■ What the task asks: Omit the pictures found among the records and print everything else exactly as it stands.

■ Stored data:

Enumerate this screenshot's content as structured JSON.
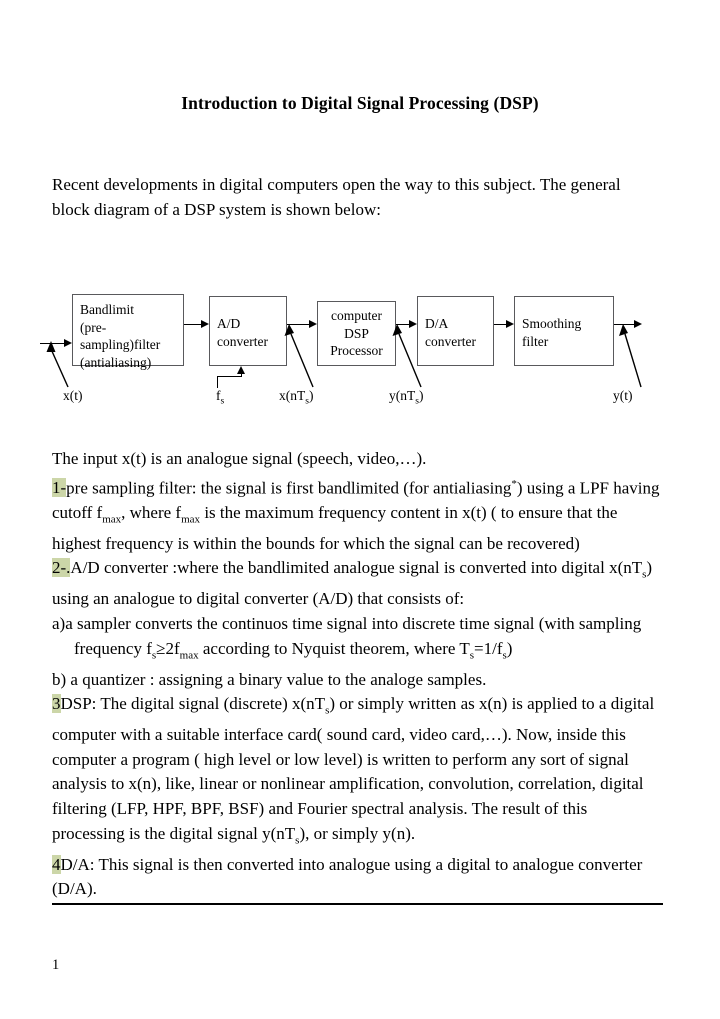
{
  "document": {
    "title": "Introduction to Digital Signal Processing (DSP)",
    "intro": "Recent developments in digital computers open the way to this subject. The general block diagram of a DSP system is shown below:",
    "page_number": "1"
  },
  "diagram": {
    "blocks": [
      {
        "id": "bandlimit",
        "lines": [
          "Bandlimit",
          "(pre-",
          "sampling)filter",
          "(antialiasing)"
        ]
      },
      {
        "id": "ad-converter",
        "lines": [
          "A/D",
          "converter"
        ]
      },
      {
        "id": "computer-dsp",
        "lines": [
          "computer",
          "DSP",
          "Processor"
        ]
      },
      {
        "id": "da-converter",
        "lines": [
          "D/A",
          "converter"
        ]
      },
      {
        "id": "smoothing-filter",
        "lines": [
          "Smoothing",
          "filter"
        ]
      }
    ],
    "signal_labels": {
      "input": "x(t)",
      "sampling_freq": "f",
      "sampling_freq_sub": "s",
      "digital_in": "x(nT",
      "digital_in_sub": "s",
      "digital_in_end": ")",
      "digital_out": "y(nT",
      "digital_out_sub": "s",
      "digital_out_end": ")",
      "output": "y(t)"
    }
  },
  "body": {
    "line_input": "The input x(t) is an analogue signal (speech, video,…).",
    "item1": {
      "marker": "1-",
      "t1": "pre sampling filter: the signal is first bandlimited (for antialiasing",
      "sup": "*",
      "t2": ") using a LPF having cutoff f",
      "sub1": "max",
      "t3": ", where f",
      "sub2": "max",
      "t4": " is the maximum frequency content in x(t) ( to ensure that the highest frequency is within the bounds for which the signal can be recovered)"
    },
    "item2": {
      "marker": "2-.",
      "t1": "A/D converter :where the bandlimited analogue signal is  converted into digital x(nT",
      "sub1": "s",
      "t2": ") using an analogue to digital converter (A/D) that consists of:"
    },
    "item2a": {
      "marker": "a)",
      "t1": "a sampler converts the continuos time signal into discrete time signal (with sampling frequency f",
      "sub1": "s",
      "t2": "≥2f",
      "sub2": "max",
      "t3": " according to Nyquist theorem, where T",
      "sub3": "s",
      "t4": "=1/f",
      "sub4": "s",
      "t5": ")"
    },
    "item2b": {
      "marker": "b)",
      "t1": "a quantizer : assigning a binary value to the analoge samples."
    },
    "item3": {
      "marker": "3",
      "t1": "DSP: The digital signal (discrete) x(nT",
      "sub1": "s",
      "t2": ") or simply written as x(n) is applied to a digital computer with a suitable interface card( sound card, video card,…). Now, inside this computer a program ( high level or low level) is written to perform any sort of signal analysis to x(n), like, linear or nonlinear amplification, convolution, correlation, digital filtering (LFP, HPF, BPF, BSF) and Fourier spectral analysis. The result of this processing is the digital signal y(nT",
      "sub2": "s",
      "t3": "), or simply y(n)."
    },
    "item4": {
      "marker": "4",
      "t1": "D/A: This signal is then converted into analogue using a digital to analogue converter (D/A)."
    }
  },
  "colors": {
    "highlight": "#ccd6a8",
    "text": "#000000",
    "box_border": "#59595c",
    "page_background": "#ffffff"
  }
}
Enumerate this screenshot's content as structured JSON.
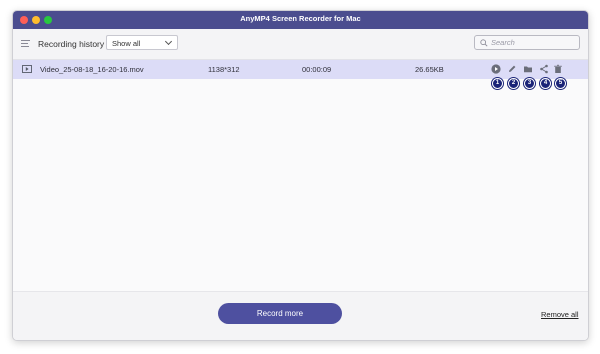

■ Reply:
Enumerate this screenshot's content as structured JSON.
{
  "document": {
    "title": "Introduction to Digital Signal Processing (DSP)",
    "intro": "Recent developments in digital computers open the way to this subject. The general block diagram of a DSP system is shown below:",
    "page_number": "1"
  },
  "diagram": {
    "blocks": [
      {
        "id": "bandlimit",
        "lines": [
          "Bandlimit",
          "(pre-",
          "sampling)filter",
          "(antialiasing)"
        ]
      },
      {
        "id": "ad-converter",
        "lines": [
          "A/D",
          "converter"
        ]
      },
      {
        "id": "computer-dsp",
        "lines": [
          "computer",
          "DSP",
          "Processor"
        ]
      },
      {
        "id": "da-converter",
        "lines": [
          "D/A",
          "converter"
        ]
      },
      {
        "id": "smoothing-filter",
        "lines": [
          "Smoothing",
          "filter"
        ]
      }
    ],
    "signal_labels": {
      "input": "x(t)",
      "sampling_freq": "f",
      "sampling_freq_sub": "s",
      "digital_in": "x(nT",
      "digital_in_sub": "s",
      "digital_in_end": ")",
      "digital_out": "y(nT",
      "digital_out_sub": "s",
      "digital_out_end": ")",
      "output": "y(t)"
    }
  },
  "body": {
    "line_input": "The input x(t) is an analogue signal (speech, video,…).",
    "item1": {
      "marker": "1-",
      "t1": "pre sampling filter: the signal is first bandlimited (for antialiasing",
      "sup": "*",
      "t2": ") using a LPF having cutoff f",
      "sub1": "max",
      "t3": ", where f",
      "sub2": "max",
      "t4": " is the maximum frequency content in x(t) ( to ensure that the highest frequency is within the bounds for which the signal can be recovered)"
    },
    "item2": {
      "marker": "2-.",
      "t1": "A/D converter :where the bandlimited analogue signal is  converted into digital x(nT",
      "sub1": "s",
      "t2": ") using an analogue to digital converter (A/D) that consists of:"
    },
    "item2a": {
      "marker": "a)",
      "t1": "a sampler converts the continuos time signal into discrete time signal (with sampling frequency f",
      "sub1": "s",
      "t2": "≥2f",
      "sub2": "max",
      "t3": " according to Nyquist theorem, where T",
      "sub3": "s",
      "t4": "=1/f",
      "sub4": "s",
      "t5": ")"
    },
    "item2b": {
      "marker": "b)",
      "t1": "a quantizer : assigning a binary value to the analoge samples."
    },
    "item3": {
      "marker": "3",
      "t1": "DSP: The digital signal (discrete) x(nT",
      "sub1": "s",
      "t2": ") or simply written as x(n) is applied to a digital computer with a suitable interface card( sound card, video card,…). Now, inside this computer a program ( high level or low level) is written to perform any sort of signal analysis to x(n), like, linear or nonlinear amplification, convolution, correlation, digital filtering (LFP, HPF, BPF, BSF) and Fourier spectral analysis. The result of this processing is the digital signal y(nT",
      "sub2": "s",
      "t3": "), or simply y(n)."
    },
    "item4": {
      "marker": "4",
      "t1": "D/A: This signal is then converted into analogue using a digital to analogue converter (D/A)."
    }
  },
  "colors": {
    "highlight": "#ccd6a8",
    "text": "#000000",
    "box_border": "#59595c",
    "page_background": "#ffffff"
  }
}
Enumerate this screenshot's content as structured JSON.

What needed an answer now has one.